To understand more about how CBD works, it’s helpful to learn a bit about our body’s Endocannabinoid System (ECS).
The Endocannabinoid System (ECS) was discovered in the early 1990’s and is one of the largest neurotransmitter networks in the body.
At its most simple, the ECS’s communications are composed of messengers and receptors. Endocannabinoid receptors are found throughout the body on the surface of cells in the brain, organs, tissues, and glands. These receptors are embedded in cell membranes and produce varying reactions when stimulated by cannabinoids and play roles in regulating cardiovascular activity, appetite, mood, memory, and pain in the body.
In each tissue, the cannabinoid system performs different tasks, but the goal is always the same: to keep balance or homeostasis which is the maintenance of a stable internal environment despite fluctuations in the external environment.
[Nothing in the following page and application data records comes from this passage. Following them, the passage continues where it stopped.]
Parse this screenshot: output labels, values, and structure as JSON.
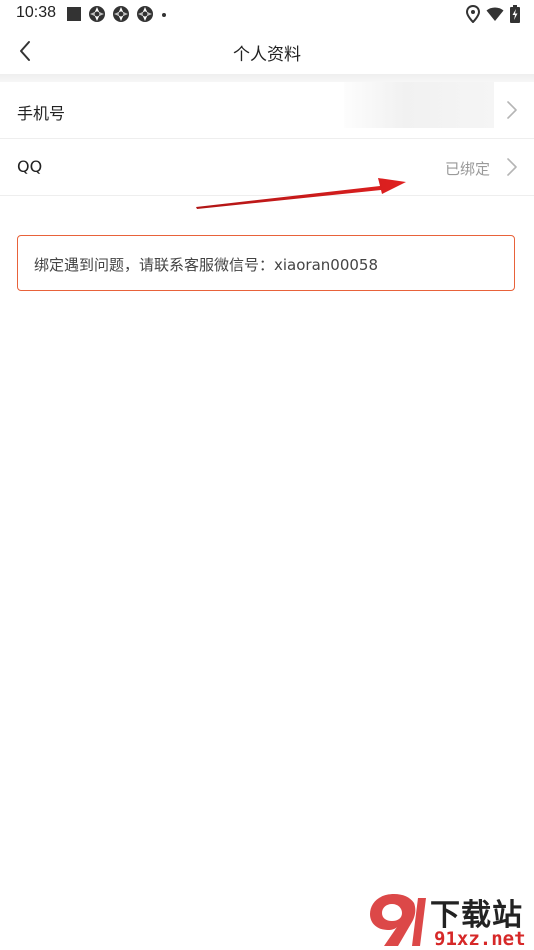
{
  "status_bar": {
    "time": "10:38"
  },
  "header": {
    "title": "个人资料"
  },
  "rows": [
    {
      "label": "手机号",
      "value": ""
    },
    {
      "label": "QQ",
      "value": "已绑定"
    }
  ],
  "notice": {
    "text": "绑定遇到问题，请联系客服微信号：xiaoran00058"
  },
  "watermark": {
    "cn": "下载站",
    "en": "91xz.net"
  },
  "colors": {
    "notice_border": "#e8623a",
    "annotation_arrow": "#d81e1e",
    "watermark_red": "#d62828"
  }
}
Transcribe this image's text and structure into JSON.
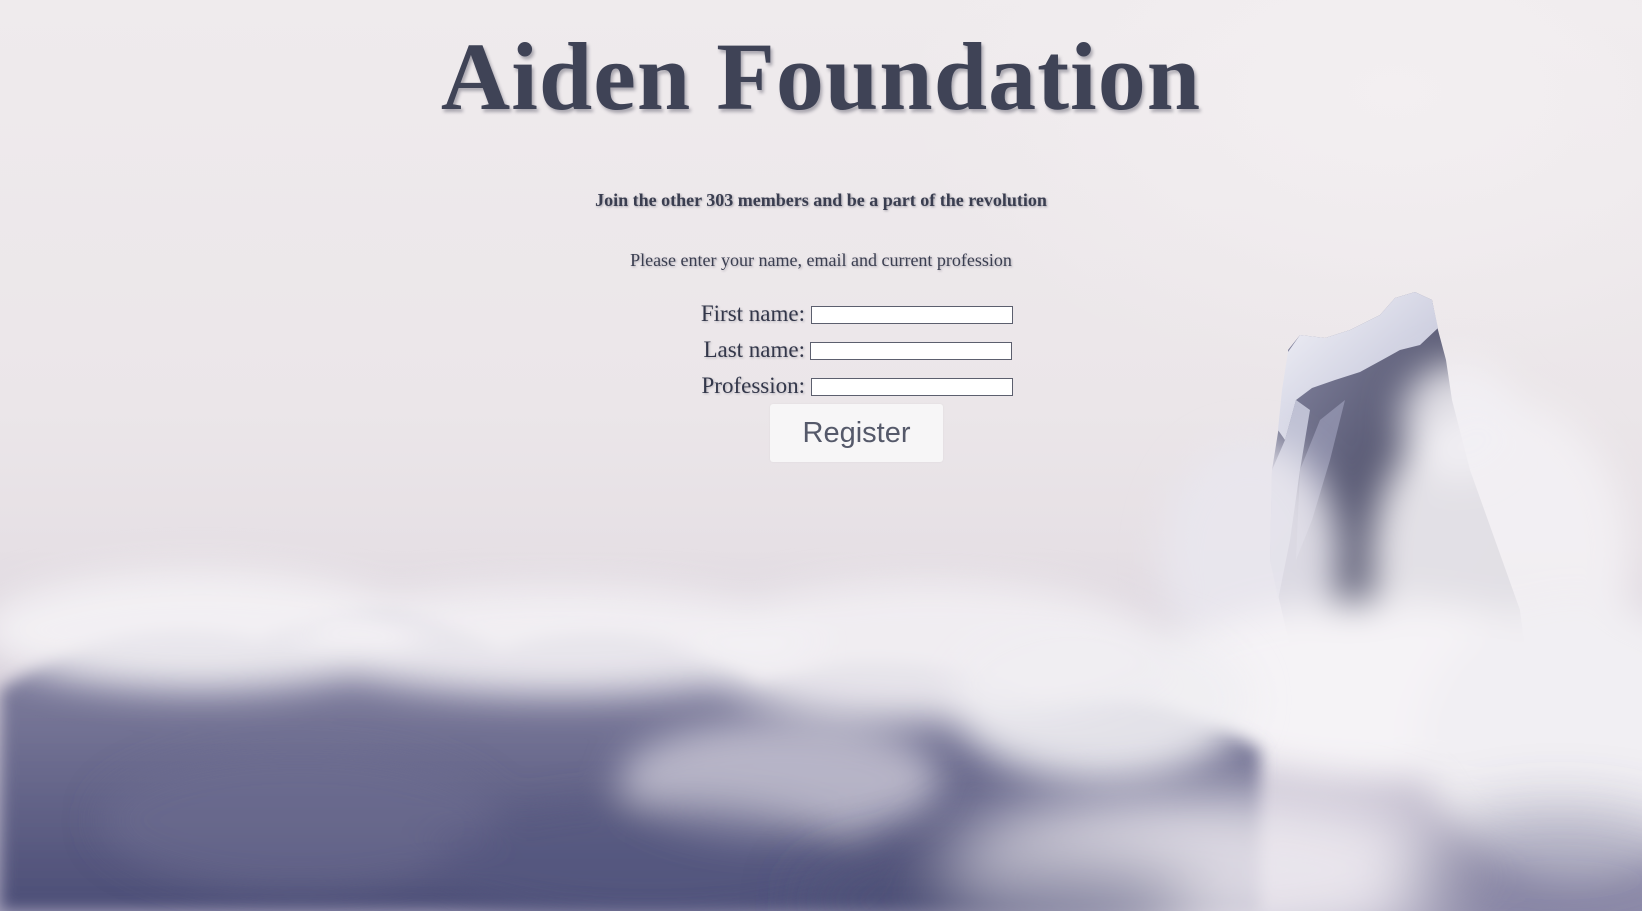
{
  "page": {
    "title": "Aiden Foundation",
    "subtitle": "Join the other 303 members and be a part of the revolution",
    "instructions": "Please enter your name, email and current profession"
  },
  "form": {
    "first_name_label": "First name:",
    "first_name_value": "",
    "last_name_label": "Last name:",
    "last_name_value": "",
    "profession_label": "Profession:",
    "profession_value": "",
    "register_label": "Register"
  },
  "colors": {
    "text": "#3f4356",
    "sky": "#ece8ea",
    "cloud_shadow": "#4f5178",
    "button_bg": "#f7f6f7"
  }
}
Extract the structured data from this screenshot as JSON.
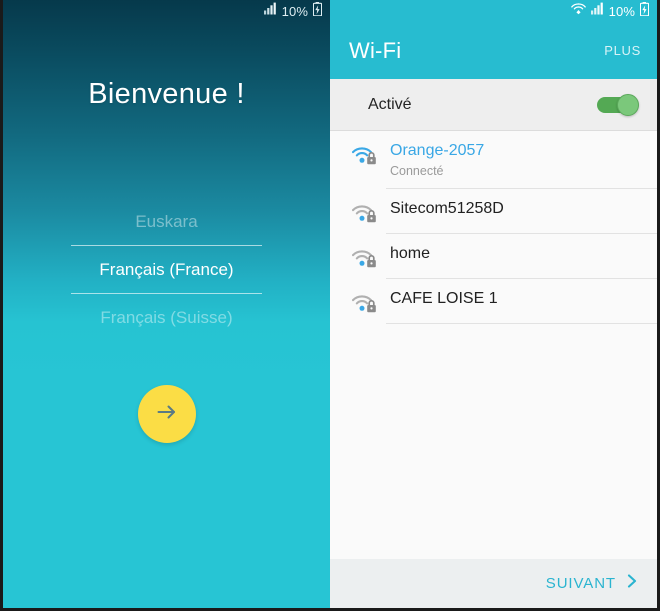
{
  "left_screen": {
    "status_bar": {
      "battery_text": "10%",
      "icons": [
        "signal-icon",
        "battery-charging-icon"
      ]
    },
    "title": "Bienvenue !",
    "languages": [
      {
        "label": "Euskara",
        "selected": false
      },
      {
        "label": "Français (France)",
        "selected": true
      },
      {
        "label": "Français (Suisse)",
        "selected": false
      }
    ],
    "next_button": {
      "icon": "arrow-right-icon",
      "color": "#fbdd45",
      "arrow_color": "#5a7a84"
    }
  },
  "right_screen": {
    "status_bar": {
      "battery_text": "10%",
      "icons": [
        "wifi-icon",
        "signal-icon",
        "battery-charging-icon"
      ]
    },
    "app_bar": {
      "title": "Wi-Fi",
      "action_label": "PLUS",
      "background": "#27bcd0"
    },
    "toggle": {
      "label": "Activé",
      "state": "on",
      "track_color": "#54a954",
      "thumb_color": "#7bc87b"
    },
    "networks": [
      {
        "name": "Orange-2057",
        "status": "Connecté",
        "secured": true,
        "connected": true
      },
      {
        "name": "Sitecom51258D",
        "status": "",
        "secured": true,
        "connected": false
      },
      {
        "name": "home",
        "status": "",
        "secured": true,
        "connected": false
      },
      {
        "name": "CAFE LOISE 1",
        "status": "",
        "secured": true,
        "connected": false
      }
    ],
    "bottom_bar": {
      "next_label": "SUIVANT",
      "next_icon": "chevron-right-icon",
      "accent": "#2ab4d0"
    }
  }
}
What specific issues does CBD help with?
To maintain alignment with federal guidelines required by the FDA, we cannot make claims about whether CBD is beneficial for any specific health issue. However, we do encourage people to research CBD on their own. Additionally, it might be helpful to review completed peer-reviewed CBD research studies and follow the progress of CBD research studies currently underway.
You may also find it interesting to read the World Health Organization reports on cannabidiol (CBD). The first was published in November 2017 and a comprehensive follow-up report was published in the summer of 2018.
Please note that Good Plant Hemp products are not intended to diagnose, treat, cure or prevent any disease. Additionally, our products have not been evaluated by the Food and Drug Administration.
Should I talk with my doctor about CBD?
Absolutely! If you have a medical condition, are currently taking prescription medication or are pregnant, we recommend that you consult with your doctor about whether you should consider incorporating CBD into your wellness routine.
Whole-Plant, Full Spectrum CBD vs. CBD Isolate
Whole-plant hemp contains many cannabinoids including an abundant amount of CBD, a trace amount of THC, and more than 400 other compounds. Many of these compounds including terpenes interact synergistically to create what is known as an “entourage effect” that magnifies the potential therapeutic benefits of the plant’s individual components—so that the impact of the whole plant is greater than the sum of its parts. CBD Isolate, on the other hand, is simply purified CBD that has been extracted from the hemp plant and isolated from the other cannabinoids. There is an ongoing debate about whether CBD Isolate is as effective as whole-plant, full spectrum CBD.
Another added benefit of whole-plant CBD is that it maintains its natural essential vitamins and minerals, fatty acids, protein, chlorophyll, fiber, flavonoids, and terpenes.
Does CBD create a euphoric high?
Although hemp has elevated levels of CBD, it is actually very low in the cannabinoid THC. In fact, for cannabis to be considered hemp, it must have no more than 0.3 percent THC. As hemp contains only trace amounts of THC, CBD derived from hemp does not produce a euphoric high.
Will the CBD in your products show up in a drug test?
The THC level in our whole-plant hemp CBD oil is tested to be below .3 percent as mandated by the 2018 Farm Bill. Although it is a trace amount, a drug test could nonetheless register a positive result for THC. With that in mind, we recommend erring on the side of caution if you may be subject to future drug tests.